What is a Lottery?


A lottery is a form of gambling wherein tokens are distributed or sold and the winner is chosen in a random drawing. A prize is then awarded to the winner(s) of the drawing. Prizes can range from small trifles to large amounts of money. Lotteries are common in modern societies and are often used to raise funds for public projects. In colonial America, lotteries were popular ways to finance public works projects, including paving streets and building churches.

Lotteries are run by government agencies or private corporations. They usually start with a small number of relatively simple games, and then progressively expand in size and complexity as revenues and profits grow. A percentage of revenues is normally deducted for costs and promotion, leaving the remainder to be awarded as prizes. Typically, the winners are required to pay taxes on their winnings.

Although the purchase of a lottery ticket cannot be accounted for by decision models based on expected value maximization, it can be interpreted as an effort to maximize entertainment or other non-monetary benefits. In this context, the disutility of a monetary loss is outweighed by the expected utility of winning a significant sum of money.

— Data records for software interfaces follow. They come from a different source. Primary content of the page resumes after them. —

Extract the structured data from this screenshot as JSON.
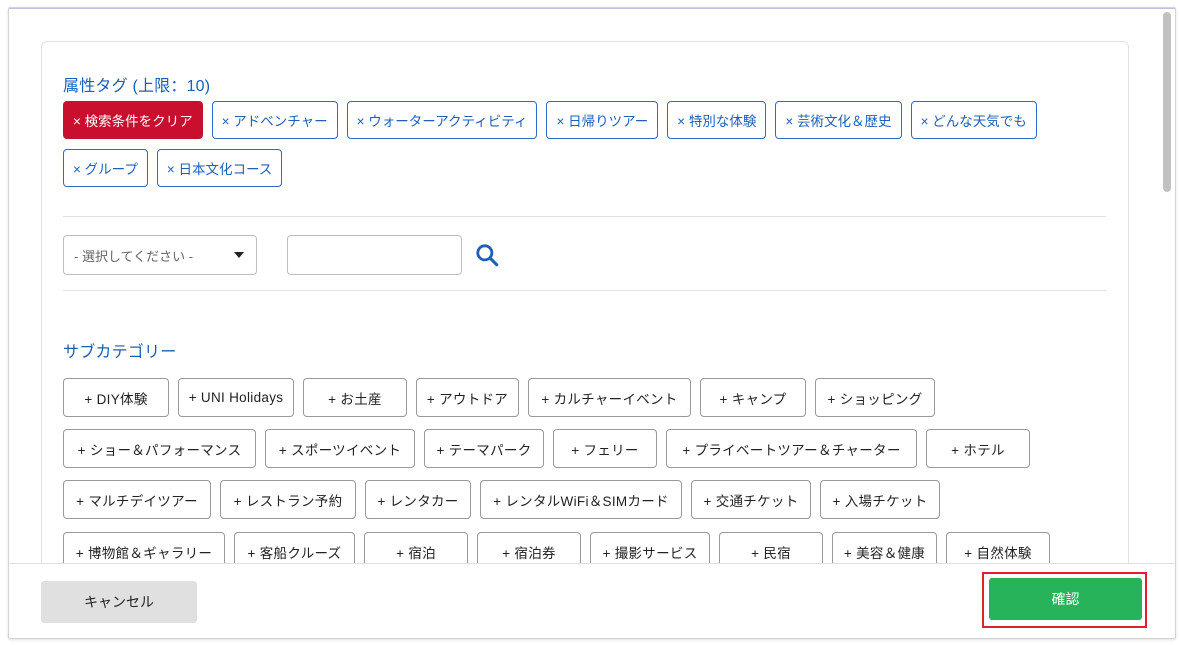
{
  "attributes": {
    "title": "属性タグ (上限：10)",
    "clear_label": "× 検索条件をクリア",
    "selected_tags_row1": [
      "× アドベンチャー",
      "× ウォーターアクティビティ",
      "× 日帰りツアー",
      "× 特別な体験",
      "× 芸術文化＆歴史",
      "× どんな天気でも"
    ],
    "selected_tags_row2": [
      "× グループ",
      "× 日本文化コース"
    ]
  },
  "filter": {
    "select_value": "- 選択してください -",
    "search_value": ""
  },
  "subcategory": {
    "title": "サブカテゴリー",
    "rows": [
      [
        "+ DIY体験",
        "+ UNI Holidays",
        "+ お土産",
        "+ アウトドア",
        "+ カルチャーイベント",
        "+ キャンプ",
        "+ ショッピング"
      ],
      [
        "+ ショー＆パフォーマンス",
        "+ スポーツイベント",
        "+ テーマパーク",
        "+ フェリー",
        "+ プライベートツアー＆チャーター",
        "+ ホテル"
      ],
      [
        "+ マルチデイツアー",
        "+ レストラン予約",
        "+ レンタカー",
        "+ レンタルWiFi＆SIMカード",
        "+ 交通チケット",
        "+ 入場チケット"
      ],
      [
        "+ 博物館＆ギャラリー",
        "+ 客船クルーズ",
        "+ 宿泊",
        "+ 宿泊券",
        "+ 撮影サービス",
        "+ 民宿",
        "+ 美容＆健康",
        "+ 自然体験"
      ]
    ]
  },
  "footer": {
    "cancel_label": "キャンセル",
    "confirm_label": "確認"
  },
  "colors": {
    "clear_tag_bg": "#c8102e",
    "tag_accent": "#2b6cc4",
    "confirm_bg": "#26b35a",
    "highlight_border": "#e3202a"
  }
}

Critics argue that state lotteries promote addictive gambling behavior, are a major regressive tax on lower-income groups, and are generally at cross-purposes with the state’s duty to protect the welfare of its citizens. They also contend that much lottery advertising is misleading, presenting odds of winning as far more favorable than they actually are (in reality, the winnings are paid out over a period of years, with inflation dramatically eroding their current value) and exaggerating the amount of money that can be won by playing a given game.